wonderfully civilised 75 is Rover's first all-British
designed model for years and marks the dawn of a
new era for the company. Sweeping away decades of underachievement,
does the new car deliver all it
promises and restore the firms reputation to that enjoyed
in the days of its classic namesake of the '40s and
We check it out.
is a real stunner, but that is just part of the story.
Not only does this Rover cut a dash, it marks a re-discovered
sense of pride and direction for the BMW-owned manufacturer,
for this model with its blend of 'Britishness' and
subtle retro styling is being relied upon to rebuild
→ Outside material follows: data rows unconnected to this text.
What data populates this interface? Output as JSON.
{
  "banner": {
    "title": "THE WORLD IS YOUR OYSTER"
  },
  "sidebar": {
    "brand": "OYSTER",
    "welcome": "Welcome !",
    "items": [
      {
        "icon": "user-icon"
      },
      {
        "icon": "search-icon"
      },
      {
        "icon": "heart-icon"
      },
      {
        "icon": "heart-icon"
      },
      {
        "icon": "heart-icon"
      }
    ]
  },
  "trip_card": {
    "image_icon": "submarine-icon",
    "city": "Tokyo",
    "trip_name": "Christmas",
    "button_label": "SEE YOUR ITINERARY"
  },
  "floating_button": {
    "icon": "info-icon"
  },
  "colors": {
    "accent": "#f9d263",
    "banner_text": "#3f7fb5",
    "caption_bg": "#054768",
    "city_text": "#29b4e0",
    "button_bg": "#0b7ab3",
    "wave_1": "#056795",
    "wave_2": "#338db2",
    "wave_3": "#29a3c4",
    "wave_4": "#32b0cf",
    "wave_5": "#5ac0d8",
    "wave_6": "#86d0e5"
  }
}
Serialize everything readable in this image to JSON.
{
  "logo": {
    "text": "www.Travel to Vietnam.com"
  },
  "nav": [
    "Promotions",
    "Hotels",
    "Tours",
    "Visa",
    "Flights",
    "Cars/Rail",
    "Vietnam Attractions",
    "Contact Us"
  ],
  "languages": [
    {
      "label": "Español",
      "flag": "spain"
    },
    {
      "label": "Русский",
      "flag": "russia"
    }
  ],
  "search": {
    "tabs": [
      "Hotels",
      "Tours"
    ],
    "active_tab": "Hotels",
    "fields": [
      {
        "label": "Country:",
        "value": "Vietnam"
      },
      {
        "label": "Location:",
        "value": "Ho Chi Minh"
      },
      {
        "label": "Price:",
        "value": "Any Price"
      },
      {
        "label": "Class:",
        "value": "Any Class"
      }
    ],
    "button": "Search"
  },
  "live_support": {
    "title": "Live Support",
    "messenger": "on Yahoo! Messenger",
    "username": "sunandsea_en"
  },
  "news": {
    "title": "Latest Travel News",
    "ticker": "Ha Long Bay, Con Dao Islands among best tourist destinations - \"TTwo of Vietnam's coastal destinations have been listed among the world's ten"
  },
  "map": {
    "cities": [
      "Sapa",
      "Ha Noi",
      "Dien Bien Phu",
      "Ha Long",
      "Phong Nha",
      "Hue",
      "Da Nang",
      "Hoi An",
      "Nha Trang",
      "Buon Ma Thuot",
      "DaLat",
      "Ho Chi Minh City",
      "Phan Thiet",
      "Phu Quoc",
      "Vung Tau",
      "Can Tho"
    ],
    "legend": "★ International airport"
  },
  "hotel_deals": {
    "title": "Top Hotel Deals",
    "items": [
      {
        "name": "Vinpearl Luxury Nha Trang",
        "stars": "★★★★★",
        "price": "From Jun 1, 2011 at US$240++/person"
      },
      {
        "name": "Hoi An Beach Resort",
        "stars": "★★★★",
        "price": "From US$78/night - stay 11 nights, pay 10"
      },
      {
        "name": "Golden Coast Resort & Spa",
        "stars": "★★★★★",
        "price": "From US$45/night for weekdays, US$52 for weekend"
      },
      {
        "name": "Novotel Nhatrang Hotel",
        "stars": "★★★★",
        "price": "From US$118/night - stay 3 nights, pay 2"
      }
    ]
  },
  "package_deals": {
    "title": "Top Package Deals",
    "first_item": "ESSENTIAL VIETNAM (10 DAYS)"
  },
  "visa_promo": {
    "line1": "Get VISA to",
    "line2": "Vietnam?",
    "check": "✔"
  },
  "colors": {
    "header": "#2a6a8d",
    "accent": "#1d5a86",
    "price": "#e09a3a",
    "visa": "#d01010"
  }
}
brand awareness and ensure the marque rises again
to relive past glories.
Sweeping away years of under achievement,
not to mention a somewhat tarnished image as a luxury
car producer over recent decades, the new 75 is proof
that Rover's bosses are no longer prepared to play
second fiddle, their aim now being to restore the
reputation of solidity, grace and comfort enjoyed
in earlier times when the P4 namesake was affectionately
known as 'Aunty' or 'the poor mans Rolls Royce'.
Its heritage is apparent straightaway.
The familiar shaped grille with the Viking emblem
to the extensive use of chrome and, of course, the
bulging waistline with the discreet badges and the
distinctive strips below the doors reminiscent of
the old P4 series and is an immediate give-away. But
it doesn't end there, the rear end is richly infused
with styling cues from its illustrious forebear and
narrows gradually like the original 75; unashamedly
retro, yes, but at the same time managing to look
modern and distinctive to give the car a strong road
than a BMW 3-Series, yet smaller than the 5 range,
the new model is the first Rover to be designed completely
in-house for generations, although the German masters
had an input. It will replace the ageing 600 and 800
ranges at a stroke.
The cabin is enormous for its class and
easily accommodates four adults in luxury with copious
head and leg room in the front, although not quite
so generous in the rear where the comfort of a third
occupant may be marred slightly by the presence of
the armrest and central hump, but that is a minor
observation. Attractive retro black
on white instrumentation, veneered wood trim, two
tone leather and plush carpeting, rear window blind,
etc., lend an air of opulence to the interior; all
traditional hallmarks of this classy British name.
Add up-to-the-minute audio, satellite navigation and
an efficient ventilation system, and you are in no
doubt this is a car designed very much for the 21st
the road the front-wheel-drive layout gives precise
and refined handling, helped by a structure that is
some 21/2 times
stiffer than the models it replaces. Always feeling
composed, the car rides bumps and tackles undulating
surfaces with an assured grace to give an extremely
comfortable and smooth ride.
Four engine options are available and
each can be specified with either a five-speed automatic
transmission or manual gearbox. At the lower end is
a modified version of Rover's well-proven four cylinder
1.8-litre K-Series petrol engine, followed by a heavily
reworked 2.0-litre clone of the superb KV6 power plant.
The latter is retained in substantially re-engineered
form as the 'full-size' 2.5-litre top-of-the-range
For devotees of oil burners, the fourth
engine in the line up is a 2.0-litre 16v version of
BMW's new four cylinder turbo diesel. Equipped with
common rail direct injection technology for maximum
refinement and economy; this unit is a derivative
of the motor used in the latest Bavarian 3-Series
Claimed top speed is in the order of
134 mph for the 2.5 V6 petrol engined car, with an
ability to attain 60 mph in a little under 9 seconds
in the same model. Expect an average fuel consumption
in the mid-30s for petrol variants with 50 mpg being
easily attainable if diesel powered.
start at £19,525 on-the-road for the 1.8 'Club' model,
whilst the top-of-the-range 2.5-litre V6 'Connoisseur'
retails for £25,625. A 'Classic' version, with prices
beginning at £18,250 is expected to go on sale towards
the end of the year.
In conclusion, we consider the new Rover
75 to be a fine looking car and a thoroughbred of
the highest order. Keenly priced, refined, well-equipped,
stacks of interior space, a flawless built quality
and you have the ingredients for the firm's most competent
package for many years. If Rover's flagging fortunes
are to be turned around and the glories of a past
era recaptured, we feel this is the car that can do